Ahead of the defence, Parkinson has room to make some changes, and the first should be loading Sunderland’s midfield with as much athleticism as possible - something the side have lacked for what feels like an eternity.

A midfield three of Power, Dobson and O’Nien could potentially provide Sunderland with the grit, energy and determination that’s needed to duel with other League One sides. It provides a balance both with the ball and without it.

Furthermore, O’Nien’s inclusion in the middle allows him room to influence the game to a greater extent that at right back. As the stats below highlight, O’Nien is crucial to Sunderland’s attacking gameplan as so far he has contributed 3 goals and 5 assists.

Dobson and O’Nien have the legs to aid a front three whilst also being able to support the side defensively, and in Max Power Sunderland have a combative anchor with a decent range of passing. Parkinson has the foundations upon which to build a decent side if he chooses to put his trust in athleticism.
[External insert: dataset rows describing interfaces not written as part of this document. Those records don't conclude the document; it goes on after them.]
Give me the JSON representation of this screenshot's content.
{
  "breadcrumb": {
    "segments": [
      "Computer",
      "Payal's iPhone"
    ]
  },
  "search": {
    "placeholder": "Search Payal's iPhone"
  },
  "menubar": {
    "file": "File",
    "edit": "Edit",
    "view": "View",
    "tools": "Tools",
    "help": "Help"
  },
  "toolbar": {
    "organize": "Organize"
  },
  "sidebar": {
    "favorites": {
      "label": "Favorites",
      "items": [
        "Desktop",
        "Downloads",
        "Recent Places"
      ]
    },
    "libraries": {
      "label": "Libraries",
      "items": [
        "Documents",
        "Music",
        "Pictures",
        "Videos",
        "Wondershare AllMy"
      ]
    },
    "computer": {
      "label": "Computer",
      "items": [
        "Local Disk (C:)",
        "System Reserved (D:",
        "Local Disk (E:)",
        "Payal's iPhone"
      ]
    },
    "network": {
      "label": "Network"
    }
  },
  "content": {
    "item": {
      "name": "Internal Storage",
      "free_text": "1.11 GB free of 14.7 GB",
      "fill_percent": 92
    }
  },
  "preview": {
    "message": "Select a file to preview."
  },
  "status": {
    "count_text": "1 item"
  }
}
Further ahead of a midfield three is where Parkinson has room to be bold and experimental. That being said, the one player that Parkinson simply must utilise is Chris Maguire.

The mercurial Scot has 6 goals and 3 assists so far this season, but he has also been involved in 16 of Sunderland’s goals. Literally 48% of Sunderland’s goals involve Maguire being involved in the build up play; as such, he is needed in our team.

However, alongside Maguie you need someone capable of stretching the opposition defence and in order to do that you need pace. Duncan Watmore is one option, but Lynden Gooch is perhaps a better choice due to his aggression and eye for goal. With 4 goals this season, Gooch has been one of Sunderland’s better attacking players, and his work ethic and aggression are also required to benefit the side.

Ahead of Maguire and Gooch, Sunderland need someone capable of using their movement to find goalscoring opportunities. McNulty’s movement and energy is second to none, he also is actively involved offensively with 4 goals and 3 assists so far this season.

Allowing Maguire, Gooch, and McNulty freedom in the final third could well prove to be a deft stroke tactically. Sunderland have struggled when utilising wingers this season, but playing with a fluid front three would hypothetically allow the attacking trio opportunities to find weaknesses in the opposition’s defence and exploit it without being limited in terms of positioning.

Furthermore, with Dobson and O’Nien supporting offensively as well as the potential of a full back moving forward, Sunderland would have opportunities to work the ball into dangerous areas - though with more purpose and aggression that has been the case in recent weeks.

Sunderland need to trust in a side that can be more than the sum of its parts. Hard work, aggression, energy, and guile are needed if we are to reverse our fortunes. Phil Parkinson and his staff will have used the international break to work on moulding the side into a more cohesive unit - here’s hoping we see the results this week.